# What you have to do:
For each record below, set it down exactly but leave out any picture.

Items from an interface collection
>>>>

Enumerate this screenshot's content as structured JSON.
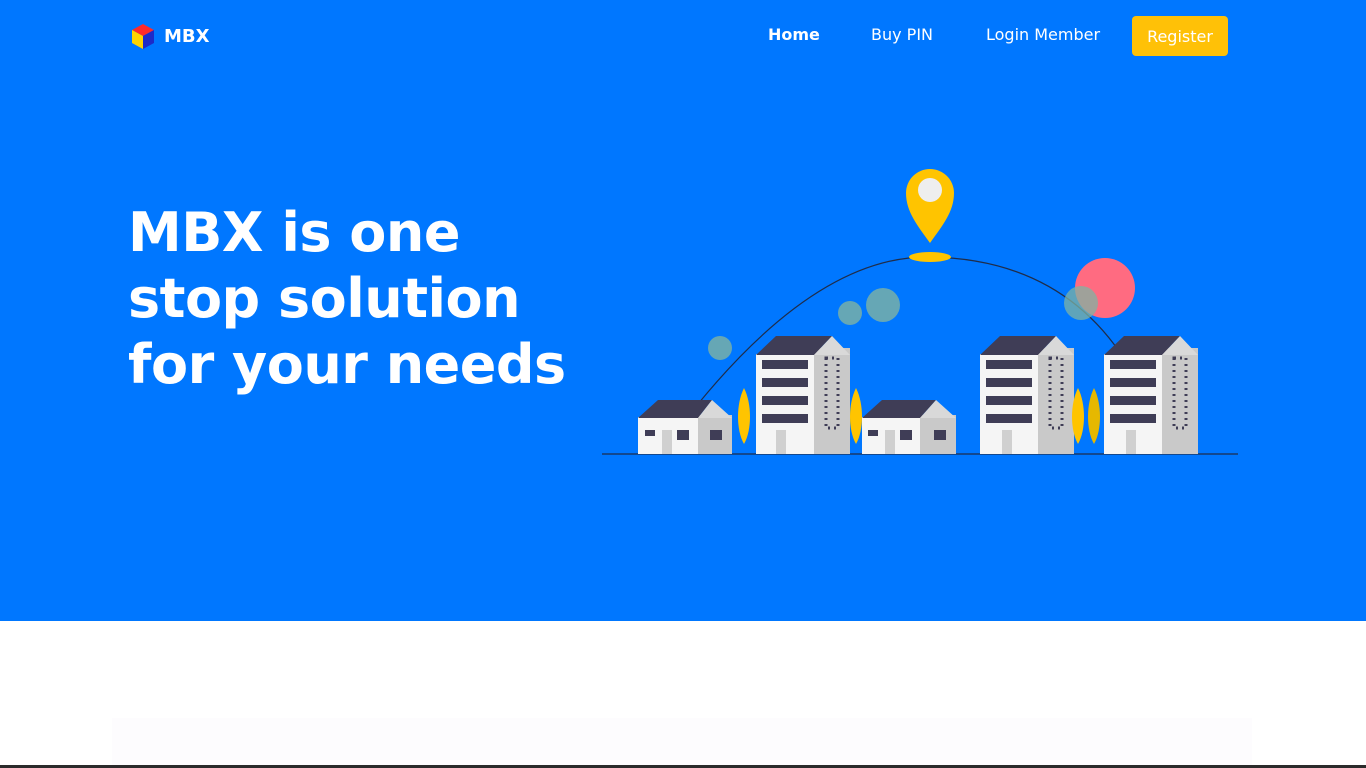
{
  "brand": {
    "name": "MBX",
    "logo_icon": "cube-logo-icon"
  },
  "nav": {
    "home": "Home",
    "buy_pin": "Buy PIN",
    "login": "Login Member",
    "register": "Register"
  },
  "hero": {
    "headline": "MBX is one stop solution for your needs",
    "illustration": "city-buildings-location-pin-illustration"
  },
  "colors": {
    "hero_bg": "#0077ff",
    "accent": "#ffc107",
    "text": "#ffffff"
  }
}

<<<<

# Exercise result:
Enumerate this screenshot's content as structured JSON.
{
  "brand": {
    "name": "MBX",
    "logo_icon": "cube-logo-icon"
  },
  "nav": {
    "home": "Home",
    "buy_pin": "Buy PIN",
    "login": "Login Member",
    "register": "Register"
  },
  "hero": {
    "headline": "MBX is one stop solution for your needs",
    "illustration": "city-buildings-location-pin-illustration"
  },
  "colors": {
    "hero_bg": "#0077ff",
    "accent": "#ffc107",
    "text": "#ffffff"
  }
}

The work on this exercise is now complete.